** Requirement **
Please copy every line from the following entries in which the word "load" appears.

** Source information **
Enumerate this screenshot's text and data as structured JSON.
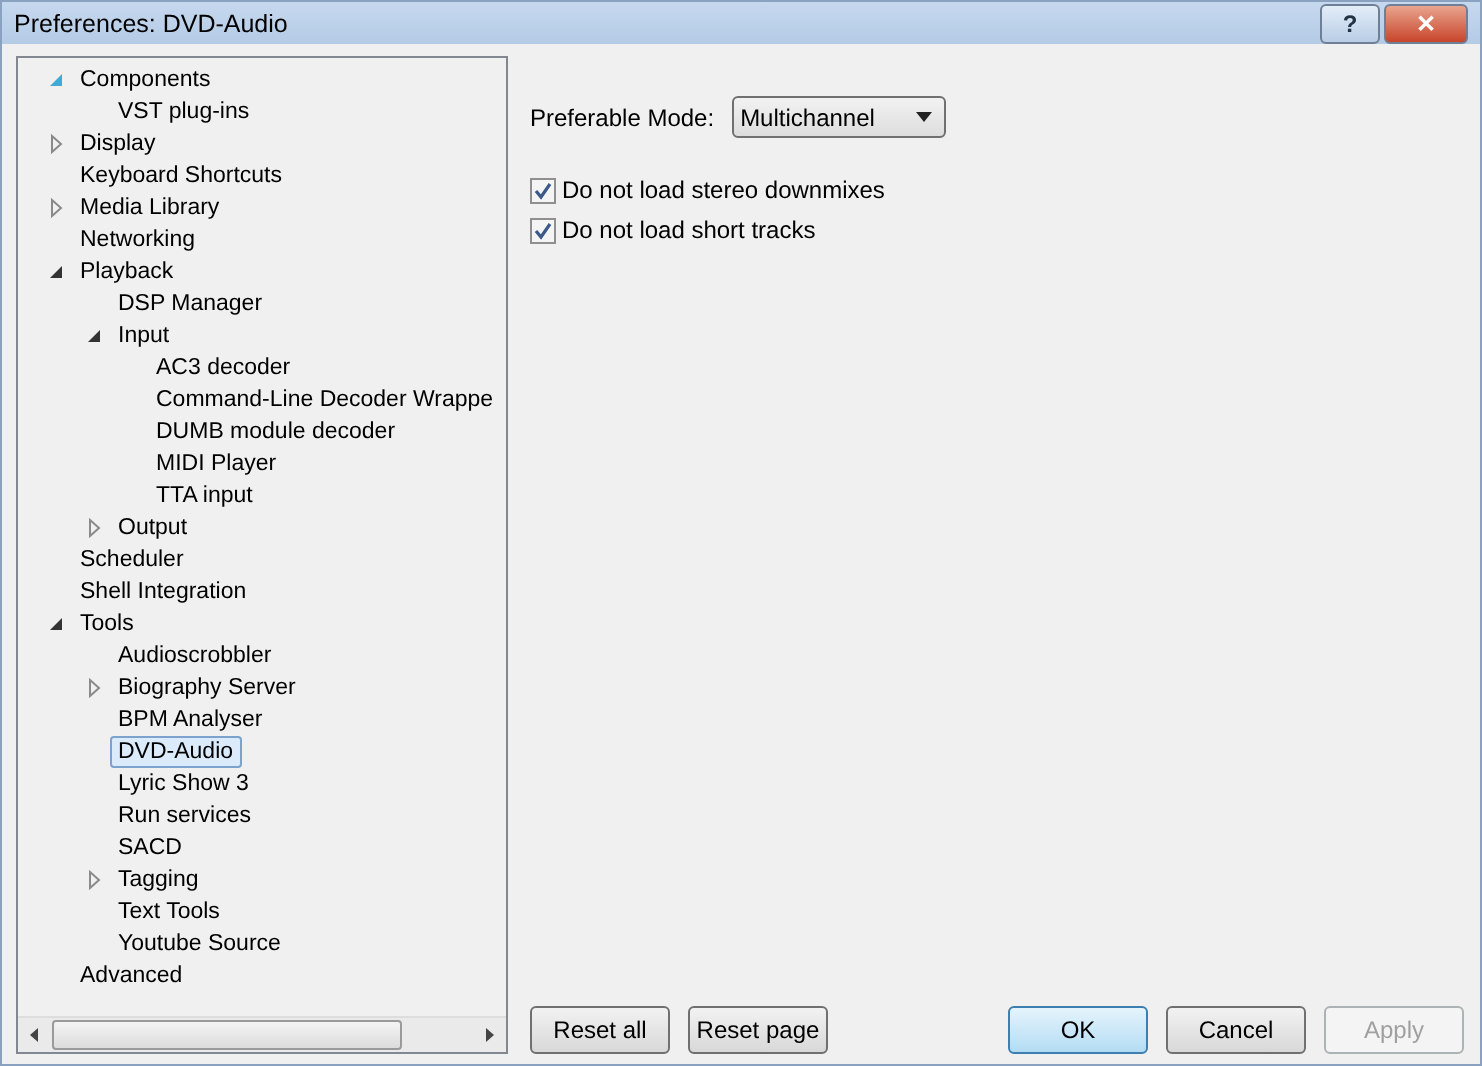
{
  "window": {
    "title": "Preferences: DVD-Audio",
    "help_button": "?",
    "close_button": "✕"
  },
  "tree": [
    {
      "label": "Components",
      "expanded": true,
      "selected": false,
      "children": [
        {
          "label": "VST plug-ins",
          "selected": false
        }
      ]
    },
    {
      "label": "Display",
      "expanded": false,
      "selected": false
    },
    {
      "label": "Keyboard Shortcuts",
      "selected": false
    },
    {
      "label": "Media Library",
      "expanded": false,
      "selected": false
    },
    {
      "label": "Networking",
      "selected": false
    },
    {
      "label": "Playback",
      "expanded": true,
      "selected": false,
      "children": [
        {
          "label": "DSP Manager",
          "selected": false
        },
        {
          "label": "Input",
          "expanded": true,
          "selected": false,
          "children": [
            {
              "label": "AC3 decoder",
              "selected": false
            },
            {
              "label": "Command-Line Decoder Wrappe",
              "selected": false
            },
            {
              "label": "DUMB module decoder",
              "selected": false
            },
            {
              "label": "MIDI Player",
              "selected": false
            },
            {
              "label": "TTA input",
              "selected": false
            }
          ]
        },
        {
          "label": "Output",
          "expanded": false,
          "selected": false
        }
      ]
    },
    {
      "label": "Scheduler",
      "selected": false
    },
    {
      "label": "Shell Integration",
      "selected": false
    },
    {
      "label": "Tools",
      "expanded": true,
      "selected": false,
      "children": [
        {
          "label": "Audioscrobbler",
          "selected": false
        },
        {
          "label": "Biography Server",
          "expanded": false,
          "selected": false
        },
        {
          "label": "BPM Analyser",
          "selected": false
        },
        {
          "label": "DVD-Audio",
          "selected": true
        },
        {
          "label": "Lyric Show 3",
          "selected": false
        },
        {
          "label": "Run services",
          "selected": false
        },
        {
          "label": "SACD",
          "selected": false
        },
        {
          "label": "Tagging",
          "expanded": false,
          "selected": false
        },
        {
          "label": "Text Tools",
          "selected": false
        },
        {
          "label": "Youtube Source",
          "selected": false
        }
      ]
    },
    {
      "label": "Advanced",
      "selected": false
    }
  ],
  "settings": {
    "mode_label": "Preferable Mode:",
    "mode_value": "Multichannel",
    "checkboxes": [
      {
        "label": "Do not load stereo downmixes",
        "checked": true
      },
      {
        "label": "Do not load short tracks",
        "checked": true
      }
    ]
  },
  "buttons": [
    {
      "label": "Reset all",
      "kind": "left",
      "disabled": false,
      "default": false
    },
    {
      "label": "Reset page",
      "kind": "left",
      "disabled": false,
      "default": false
    },
    {
      "label": "OK",
      "kind": "right",
      "disabled": false,
      "default": true
    },
    {
      "label": "Cancel",
      "kind": "right",
      "disabled": false,
      "default": false
    },
    {
      "label": "Apply",
      "kind": "right",
      "disabled": true,
      "default": false
    }
  ]
}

** Written response **
        "label": "Do not load stereo downmixes",
        "label": "Do not load short tracks",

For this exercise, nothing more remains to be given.